The horror that unfolded in Haiti yesterday, when a group of men invaded President Jovenel Moïse’s residence and assassinated him, has again turned the world’s focus on the impoverished nation.
Once again, the people of our Caribbean neighbour must endure a period of turmoil and confusion, looking to the outside world for help.
In the last two decades alone, Haiti has had to deal with the destruction of Tropical Storm Jeanne in 2004 that left 3,006 people dead and thousands homeless, a strong 7.0 earthquake that killed over 250,000 people in 2010 and a subsequent cholera outbreak that killed 10,000 and left one million ill.
For decades, the country has faced political conflict with several coup d’états, kidnappings, foreign military intervention and senior officials, including President Jean-Bertrand Aristide, going into exile. Corruption too, sucked away at its resources over the years while people suffered.
Haiti remains the poorest country in the Western Hemisphere and one of the poorest in the world.

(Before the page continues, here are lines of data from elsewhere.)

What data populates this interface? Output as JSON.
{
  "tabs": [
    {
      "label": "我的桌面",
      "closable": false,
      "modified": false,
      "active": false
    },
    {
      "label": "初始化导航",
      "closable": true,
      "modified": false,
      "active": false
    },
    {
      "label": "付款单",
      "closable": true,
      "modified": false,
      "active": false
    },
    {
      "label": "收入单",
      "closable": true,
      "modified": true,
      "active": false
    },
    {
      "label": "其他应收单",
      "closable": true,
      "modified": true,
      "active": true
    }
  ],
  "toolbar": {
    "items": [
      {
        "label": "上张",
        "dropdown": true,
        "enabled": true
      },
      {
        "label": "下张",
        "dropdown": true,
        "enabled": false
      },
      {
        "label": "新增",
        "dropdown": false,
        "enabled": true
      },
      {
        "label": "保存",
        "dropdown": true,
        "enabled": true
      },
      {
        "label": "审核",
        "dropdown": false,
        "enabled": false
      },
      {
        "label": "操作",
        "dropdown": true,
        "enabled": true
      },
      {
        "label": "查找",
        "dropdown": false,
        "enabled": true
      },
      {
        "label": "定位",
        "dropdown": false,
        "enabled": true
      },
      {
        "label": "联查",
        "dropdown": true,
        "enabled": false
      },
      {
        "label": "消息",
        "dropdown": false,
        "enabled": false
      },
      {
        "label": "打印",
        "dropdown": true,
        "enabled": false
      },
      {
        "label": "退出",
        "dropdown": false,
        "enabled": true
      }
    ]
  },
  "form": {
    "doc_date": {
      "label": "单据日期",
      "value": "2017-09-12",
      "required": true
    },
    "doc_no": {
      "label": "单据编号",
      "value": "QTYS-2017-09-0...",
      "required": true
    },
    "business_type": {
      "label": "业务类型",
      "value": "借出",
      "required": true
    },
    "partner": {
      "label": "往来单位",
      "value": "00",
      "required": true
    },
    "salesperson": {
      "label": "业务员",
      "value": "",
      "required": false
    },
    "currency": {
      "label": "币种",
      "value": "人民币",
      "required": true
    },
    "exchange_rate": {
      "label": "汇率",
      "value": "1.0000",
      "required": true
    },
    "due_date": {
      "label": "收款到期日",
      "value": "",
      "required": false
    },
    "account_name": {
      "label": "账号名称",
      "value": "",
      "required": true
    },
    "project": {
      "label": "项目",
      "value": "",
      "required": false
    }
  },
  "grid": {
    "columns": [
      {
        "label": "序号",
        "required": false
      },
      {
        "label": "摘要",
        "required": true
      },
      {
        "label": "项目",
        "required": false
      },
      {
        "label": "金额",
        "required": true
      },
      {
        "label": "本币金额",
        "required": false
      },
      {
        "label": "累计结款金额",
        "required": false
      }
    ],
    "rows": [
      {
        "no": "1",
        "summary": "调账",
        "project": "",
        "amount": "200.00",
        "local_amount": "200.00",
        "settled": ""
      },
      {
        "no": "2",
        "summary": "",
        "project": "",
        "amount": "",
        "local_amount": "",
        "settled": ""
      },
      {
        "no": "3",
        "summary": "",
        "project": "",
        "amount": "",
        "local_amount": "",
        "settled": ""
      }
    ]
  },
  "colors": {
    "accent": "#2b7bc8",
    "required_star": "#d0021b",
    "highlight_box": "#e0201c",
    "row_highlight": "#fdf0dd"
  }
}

Just two weeks ago, with the country not having received any vaccines to tackle the COVID pandemic, Prime Minister Dr Keith Rowley lamented that we’ve had to say sorry to Haiti yet again.
Surely, the people of the western part of Hispaniola have had far more than their share of woes.
To wake up to the news of more political chaos brought about by Moïse’s assassination and the wounding of his wife by what appears to be trained mercenaries, make us ask again what else needs to be done.
Certainly, it must begin with a strong response from outside in firstly helping Haiti understand what happened, deploying special resources to find the perpetrators and bring them to justice.
If the reports coming out of Haiti are true, those who carried out this heinous act are most likely not Haitian nationals. It also appears that their efforts were well-orchestrated, suggesting they may have already fled the country. In the midst of this bedlam, Haitian authorities simply cannot track them down alone.
Already, the Haitian Ambassador to the US has told CNN Haiti requires international help in this regard.
Finding the perpetrators could bring insight into who was behind this, a question, no doubt, on the minds of over 8 million Haitians. It will also point to what needs to be done to fix Haiti going forward.
Political instability is one sure way of turning away foreign investors and stymying the little opportunities for economic progress Haiti was expecting post-COVID-19.
Few need an explanation on what this means for a people still recovering from the years of tribulation. The world must turn its focus on reducing the suffering the citizens can face ahead.
Caricom, the Organisation of American States and the United Nations must realise that whatever measures they’ve previously employed to lead Haiti out of its deep distress, could all come crashing down without a swift, structured response.
We trust that it will not be long before clear pathways are outlined to help reduce the economic and social pressures likely to arise from this latest blot on the country.
Haiti, yes, we’re once again sorry, but hope that this will be the last time those words have to be said.